  • Don't pay the bank. This may sound contrary to logic, but the only way you'll get the bank to work with you is if you're in payment default. I find too many businesses that made the mistake of not paying their landlords or their vendors in order to stay current on bank loans. It should be the other way around. Make sure the landlord gets paid; don't pay the bank. You can't liquidate and destroy yourself to pay off your bank. Your bank won't work with you if your payments are current, so you need to get their attention and let them know there's a problem.
     
  • Talk to them immediately. So now you've stopped paying them. You've got to go see them in person, immediately, to discuss the situation. Then things start to happen. They start to adjust interest. You might get a delay in having to make payments. Changes happen. If you get skilled support from a seasoned expert in debt workout you can even achieve debt forgiveness. (Just as you shouldn't defend yourself in a court case, I strongly recommend that you shouldn't try to achieve debt forgiveness on your own because you'll whine, beg and plead your way to no results, as opposed to utilizing appropriate strategies.)

    Related: The Secret to Saving: Think Before You Spend
  • Have a plan. The best thing you can do for yourself is to come in with a plan of how you're going to boost revenue and reduce overhead to create the extra income needed to pay the monthly debt service for loan. The plan has to be based on numbers. You'll need to include benchmarks so the bank can see that you're on your way toward achieving the cash flow needed.
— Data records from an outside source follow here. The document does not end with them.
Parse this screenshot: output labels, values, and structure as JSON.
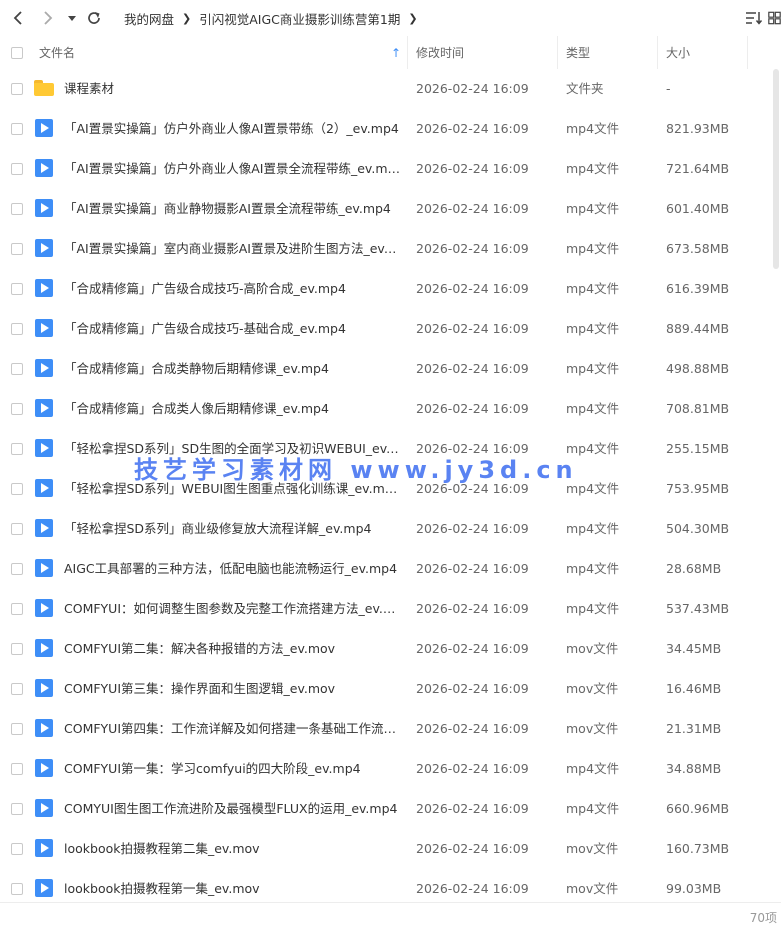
{
  "toolbar": {
    "breadcrumb": [
      "我的网盘",
      "引闪视觉AIGC商业摄影训练营第1期"
    ],
    "back_icon": "chevron-left-icon",
    "forward_icon": "chevron-right-icon",
    "history_icon": "caret-down-icon",
    "refresh_icon": "refresh-icon",
    "sort_icon": "sort-list-icon",
    "view_icon": "grid-view-icon"
  },
  "columns": {
    "name": "文件名",
    "modified": "修改时间",
    "type": "类型",
    "size": "大小",
    "sort_indicator": "↑"
  },
  "files": [
    {
      "name": "课程素材",
      "modified": "2026-02-24 16:09",
      "type": "文件夹",
      "size": "-",
      "icon": "folder-icon"
    },
    {
      "name": "「AI置景实操篇」仿户外商业人像AI置景带练（2）_ev.mp4",
      "modified": "2026-02-24 16:09",
      "type": "mp4文件",
      "size": "821.93MB",
      "icon": "video-file-icon"
    },
    {
      "name": "「AI置景实操篇」仿户外商业人像AI置景全流程带练_ev.mp4",
      "modified": "2026-02-24 16:09",
      "type": "mp4文件",
      "size": "721.64MB",
      "icon": "video-file-icon"
    },
    {
      "name": "「AI置景实操篇」商业静物摄影AI置景全流程带练_ev.mp4",
      "modified": "2026-02-24 16:09",
      "type": "mp4文件",
      "size": "601.40MB",
      "icon": "video-file-icon"
    },
    {
      "name": "「AI置景实操篇」室内商业摄影AI置景及进阶生图方法_ev.m...",
      "modified": "2026-02-24 16:09",
      "type": "mp4文件",
      "size": "673.58MB",
      "icon": "video-file-icon"
    },
    {
      "name": "「合成精修篇」广告级合成技巧-高阶合成_ev.mp4",
      "modified": "2026-02-24 16:09",
      "type": "mp4文件",
      "size": "616.39MB",
      "icon": "video-file-icon"
    },
    {
      "name": "「合成精修篇」广告级合成技巧-基础合成_ev.mp4",
      "modified": "2026-02-24 16:09",
      "type": "mp4文件",
      "size": "889.44MB",
      "icon": "video-file-icon"
    },
    {
      "name": "「合成精修篇」合成类静物后期精修课_ev.mp4",
      "modified": "2026-02-24 16:09",
      "type": "mp4文件",
      "size": "498.88MB",
      "icon": "video-file-icon"
    },
    {
      "name": "「合成精修篇」合成类人像后期精修课_ev.mp4",
      "modified": "2026-02-24 16:09",
      "type": "mp4文件",
      "size": "708.81MB",
      "icon": "video-file-icon"
    },
    {
      "name": "「轻松拿捏SD系列」SD生图的全面学习及初识WEBUI_ev.m...",
      "modified": "2026-02-24 16:09",
      "type": "mp4文件",
      "size": "255.15MB",
      "icon": "video-file-icon"
    },
    {
      "name": "「轻松拿捏SD系列」WEBUI图生图重点强化训练课_ev.mp4",
      "modified": "2026-02-24 16:09",
      "type": "mp4文件",
      "size": "753.95MB",
      "icon": "video-file-icon"
    },
    {
      "name": "「轻松拿捏SD系列」商业级修复放大流程详解_ev.mp4",
      "modified": "2026-02-24 16:09",
      "type": "mp4文件",
      "size": "504.30MB",
      "icon": "video-file-icon"
    },
    {
      "name": "AIGC工具部署的三种方法，低配电脑也能流畅运行_ev.mp4",
      "modified": "2026-02-24 16:09",
      "type": "mp4文件",
      "size": "28.68MB",
      "icon": "video-file-icon"
    },
    {
      "name": "COMFYUI：如何调整生图参数及完整工作流搭建方法_ev.mp4",
      "modified": "2026-02-24 16:09",
      "type": "mp4文件",
      "size": "537.43MB",
      "icon": "video-file-icon"
    },
    {
      "name": "COMFYUI第二集：解决各种报错的方法_ev.mov",
      "modified": "2026-02-24 16:09",
      "type": "mov文件",
      "size": "34.45MB",
      "icon": "video-file-icon"
    },
    {
      "name": "COMFYUI第三集：操作界面和生图逻辑_ev.mov",
      "modified": "2026-02-24 16:09",
      "type": "mov文件",
      "size": "16.46MB",
      "icon": "video-file-icon"
    },
    {
      "name": "COMFYUI第四集：工作流详解及如何搭建一条基础工作流_e...",
      "modified": "2026-02-24 16:09",
      "type": "mov文件",
      "size": "21.31MB",
      "icon": "video-file-icon"
    },
    {
      "name": "COMFYUI第一集：学习comfyui的四大阶段_ev.mp4",
      "modified": "2026-02-24 16:09",
      "type": "mp4文件",
      "size": "34.88MB",
      "icon": "video-file-icon"
    },
    {
      "name": "COMYUI图生图工作流进阶及最强模型FLUX的运用_ev.mp4",
      "modified": "2026-02-24 16:09",
      "type": "mp4文件",
      "size": "660.96MB",
      "icon": "video-file-icon"
    },
    {
      "name": "lookbook拍摄教程第二集_ev.mov",
      "modified": "2026-02-24 16:09",
      "type": "mov文件",
      "size": "160.73MB",
      "icon": "video-file-icon"
    },
    {
      "name": "lookbook拍摄教程第一集_ev.mov",
      "modified": "2026-02-24 16:09",
      "type": "mov文件",
      "size": "99.03MB",
      "icon": "video-file-icon"
    }
  ],
  "footer": {
    "count": "70项"
  },
  "watermark": "技艺学习素材网 www.jy3d.cn",
  "colors": {
    "accent": "#3e8ef7",
    "folder": "#ffc934",
    "watermark": "#3e6ef0"
  }
}
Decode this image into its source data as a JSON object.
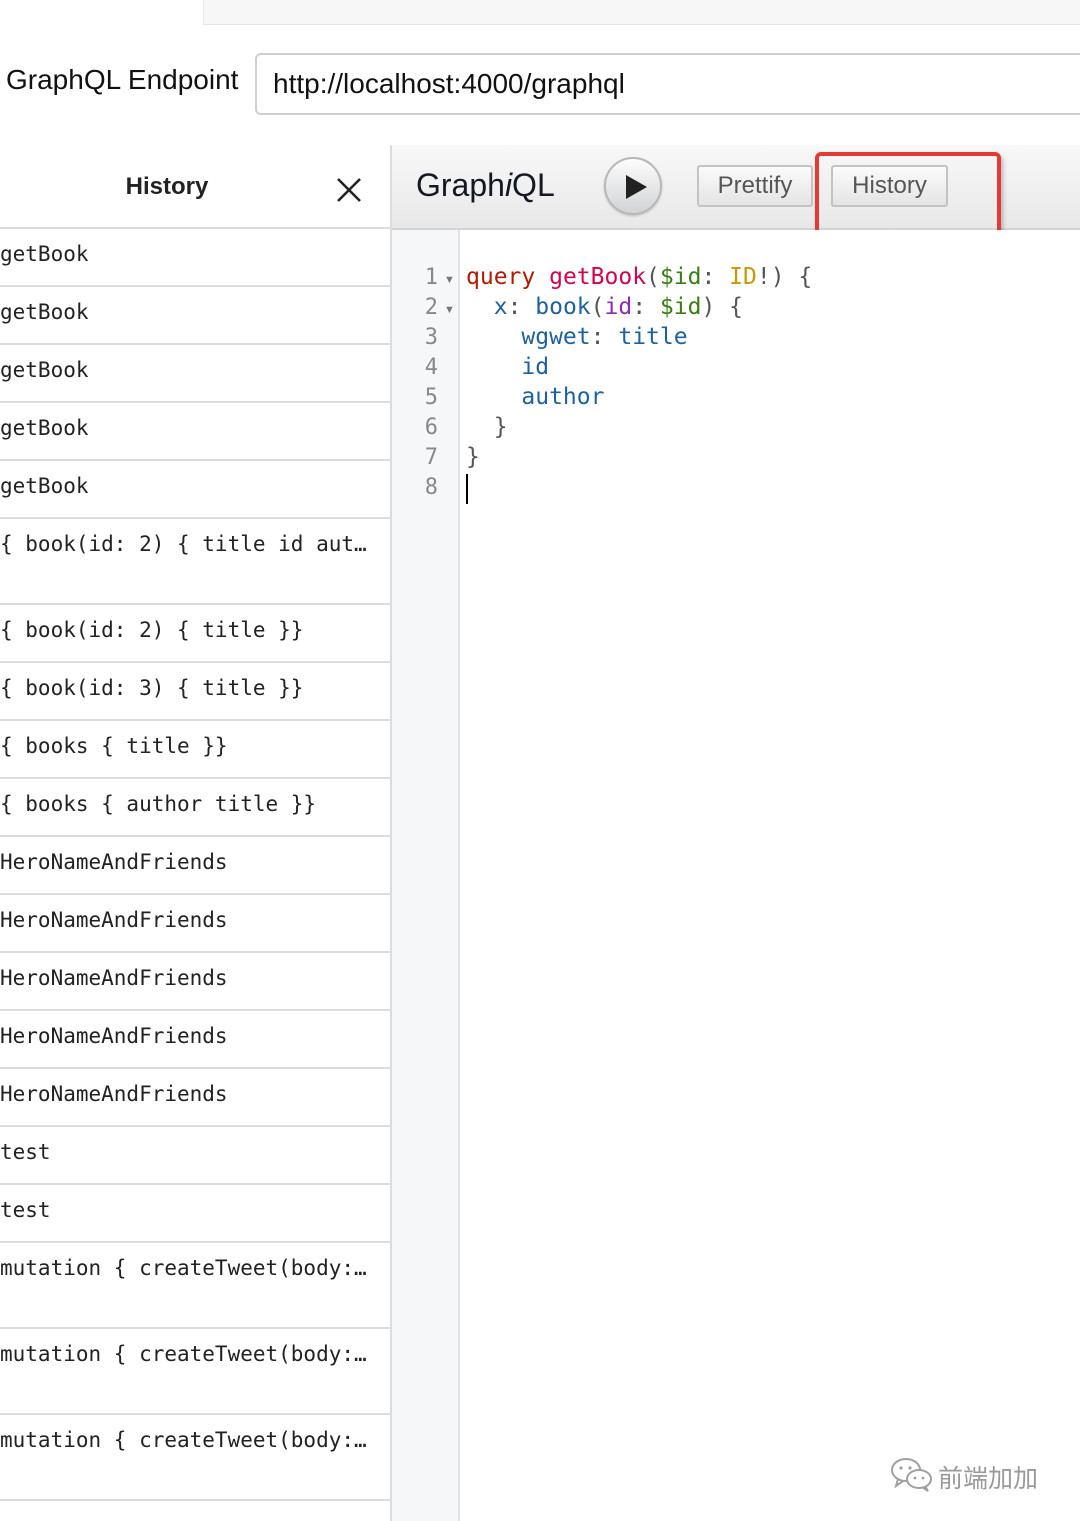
{
  "endpoint": {
    "label": "GraphQL Endpoint",
    "value": "http://localhost:4000/graphql"
  },
  "history_panel": {
    "title": "History",
    "close_icon": "close-icon",
    "items": [
      "getBook",
      "getBook",
      "getBook",
      "getBook",
      "getBook",
      "{ book(id: 2) { title id aut…",
      "{ book(id: 2) { title }}",
      "{ book(id: 3) { title }}",
      "{ books { title }}",
      "{ books { author title }}",
      "HeroNameAndFriends",
      "HeroNameAndFriends",
      "HeroNameAndFriends",
      "HeroNameAndFriends",
      "HeroNameAndFriends",
      "test",
      "test",
      "mutation { createTweet(body:…",
      "mutation { createTweet(body:…",
      "mutation { createTweet(body:…"
    ]
  },
  "toolbar": {
    "title_prefix": "Graph",
    "title_italic": "i",
    "title_suffix": "QL",
    "run_icon": "play-icon",
    "prettify_label": "Prettify",
    "history_label": "History"
  },
  "editor": {
    "line_numbers": [
      "1",
      "2",
      "3",
      "4",
      "5",
      "6",
      "7",
      "8"
    ],
    "tokens": {
      "l1_kw": "query",
      "l1_name": "getBook",
      "l1_open": "(",
      "l1_var": "$id",
      "l1_colon": ": ",
      "l1_type": "ID",
      "l1_close": "!) {",
      "l2_alias": "x",
      "l2_colon": ": ",
      "l2_field": "book",
      "l2_open": "(",
      "l2_arg": "id",
      "l2_argcolon": ": ",
      "l2_var": "$id",
      "l2_close": ") {",
      "l3_alias": "wgwet",
      "l3_colon": ": ",
      "l3_field": "title",
      "l4_field": "id",
      "l5_field": "author",
      "l6_brace": "}",
      "l7_brace": "}"
    }
  },
  "watermark": {
    "icon": "wechat-icon",
    "text": "前端加加"
  }
}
Present a plan to boost performance that is based on hard logic and clear commitments over a specific time period so your progress can be measured.
     
  • Show you have adequate collateral. You have to do this without messing around. Pay $300 for an appraisal to demonstrate you have enough equity in your real estate to cover the loan. Demonstrate the value of your receivables. Banks might request that you bring in additional collateral. They'll give you an additional chance. Be sure you're going to win if you do that. The more you pledge, the more risk you're taking on. Frankly, I do not recommend putting more collateral on the line, but it may work out for you.

Sometimes, there simply comes a time to cut and run. There comes a time to say, "I can't do this." If the numbers do not work, you can file for Chapter 7 bankruptcy protection and move on.
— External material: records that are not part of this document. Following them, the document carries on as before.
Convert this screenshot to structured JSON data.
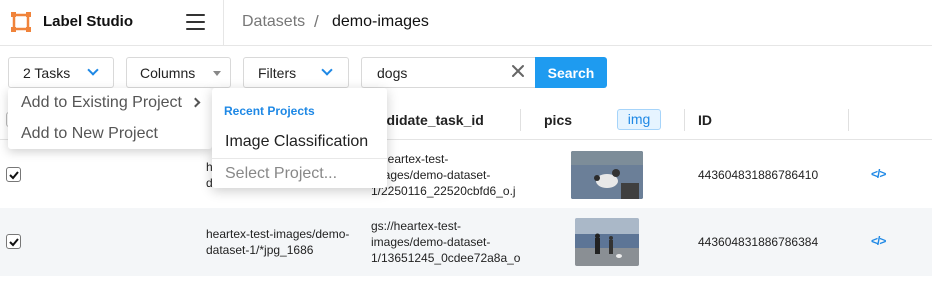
{
  "header": {
    "app_name": "Label Studio",
    "breadcrumbs": [
      "Datasets",
      "demo-images"
    ],
    "breadcrumb_separator": "/"
  },
  "toolbar": {
    "tasks_label": "2 Tasks",
    "columns_label": "Columns",
    "filters_label": "Filters",
    "search_value": "dogs",
    "search_button": "Search"
  },
  "tasks_menu": {
    "items": [
      "Add to Existing Project",
      "Add to New Project"
    ]
  },
  "projects_submenu": {
    "header": "Recent Projects",
    "projects": [
      "Image Classification"
    ],
    "select_label": "Select Project..."
  },
  "table": {
    "columns": [
      "ndidate_task_id",
      "pics",
      "ID"
    ],
    "pics_type_badge": "img",
    "rows": [
      {
        "checked": true,
        "source_partial": [
          "h",
          "d"
        ],
        "candidate_task_id": [
          "://heartex-test-",
          "images/demo-dataset-",
          "1/2250116_22520cbfd6_o.j"
        ],
        "id": "443604831886786410"
      },
      {
        "checked": true,
        "source": [
          "heartex-test-images/demo-",
          "dataset-1/*jpg_1686"
        ],
        "candidate_task_id": [
          "gs://heartex-test-",
          "images/demo-dataset-",
          "1/13651245_0cdee72a8a_o"
        ],
        "id": "443604831886786384"
      }
    ]
  },
  "colors": {
    "accent": "#1e9bf0",
    "logo": "#f0833a",
    "row_alt": "#f4f6f8"
  }
}
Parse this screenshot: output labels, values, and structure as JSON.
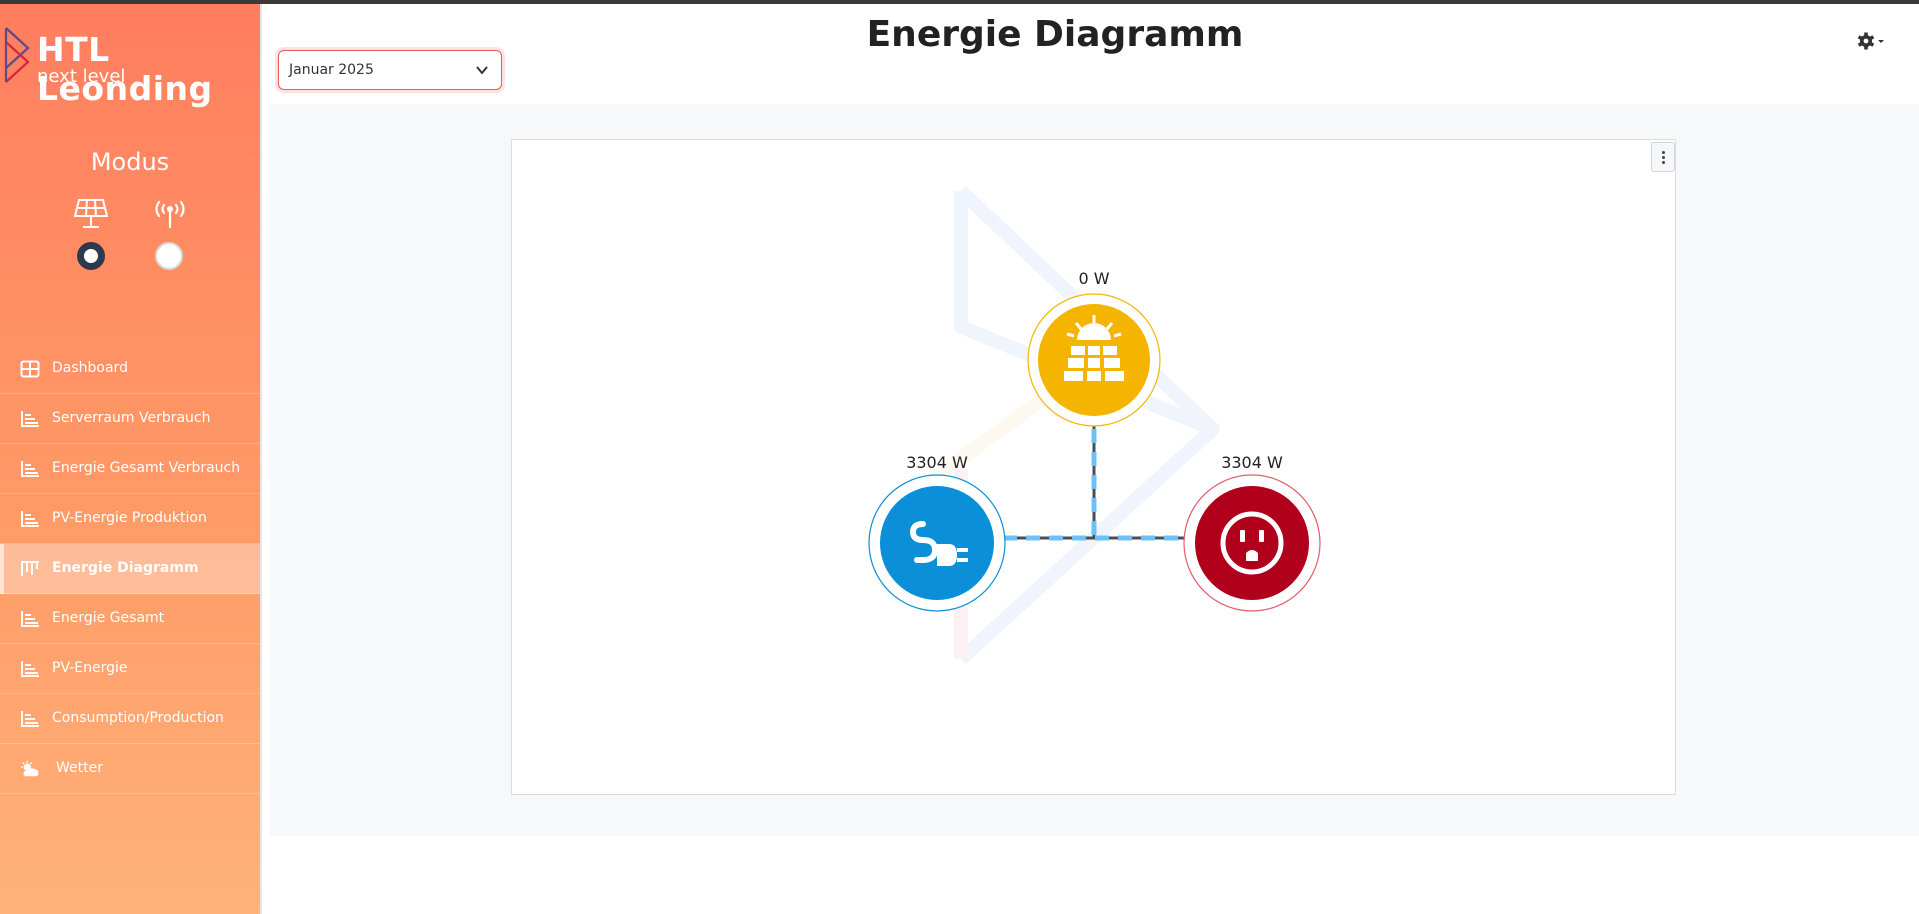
{
  "brand": {
    "name": "HTL Leonding",
    "tagline": "next level"
  },
  "mode": {
    "title": "Modus",
    "options": [
      {
        "icon": "solar-panel-icon",
        "checked": true
      },
      {
        "icon": "broadcast-tower-icon",
        "checked": false
      }
    ]
  },
  "nav": {
    "items": [
      {
        "label": "Dashboard",
        "icon": "grid-icon",
        "active": false
      },
      {
        "label": "Serverraum Verbrauch",
        "icon": "bar-chart-icon",
        "active": false
      },
      {
        "label": "Energie Gesamt Verbrauch",
        "icon": "bar-chart-icon",
        "active": false
      },
      {
        "label": "PV-Energie Produktion",
        "icon": "bar-chart-icon",
        "active": false
      },
      {
        "label": "Energie Diagramm",
        "icon": "flow-chart-icon",
        "active": true
      },
      {
        "label": "Energie Gesamt",
        "icon": "bar-chart-icon",
        "active": false
      },
      {
        "label": "PV-Energie",
        "icon": "bar-chart-icon",
        "active": false
      },
      {
        "label": "Consumption/Production",
        "icon": "bar-chart-icon",
        "active": false
      },
      {
        "label": "Wetter",
        "icon": "cloud-sun-icon",
        "active": false
      }
    ]
  },
  "page": {
    "title": "Energie Diagramm"
  },
  "month_select": {
    "value": "Januar 2025"
  },
  "energy_flow": {
    "pv": {
      "value": "0 W",
      "color": "#f4b400"
    },
    "grid": {
      "value": "3304 W",
      "color": "#0a8fd8"
    },
    "consumption": {
      "value": "3304 W",
      "color": "#b0001c"
    },
    "flow_color": "#6ec1f7"
  },
  "colors": {
    "sidebar_top": "#ff7e5f",
    "sidebar_bottom": "#ffb27a",
    "accent": "#e85b5b"
  }
}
Don't feel guilty about not paying back a loan to a bank. Entrepreneurs didn't start the Great Recession. You didn't fail. It was large financial institutions that caused this mess. So don't feel guilty about having to cut your losses. You must survive to start over again.

Related: Small-Business Cards Offer Rewards, Some Risk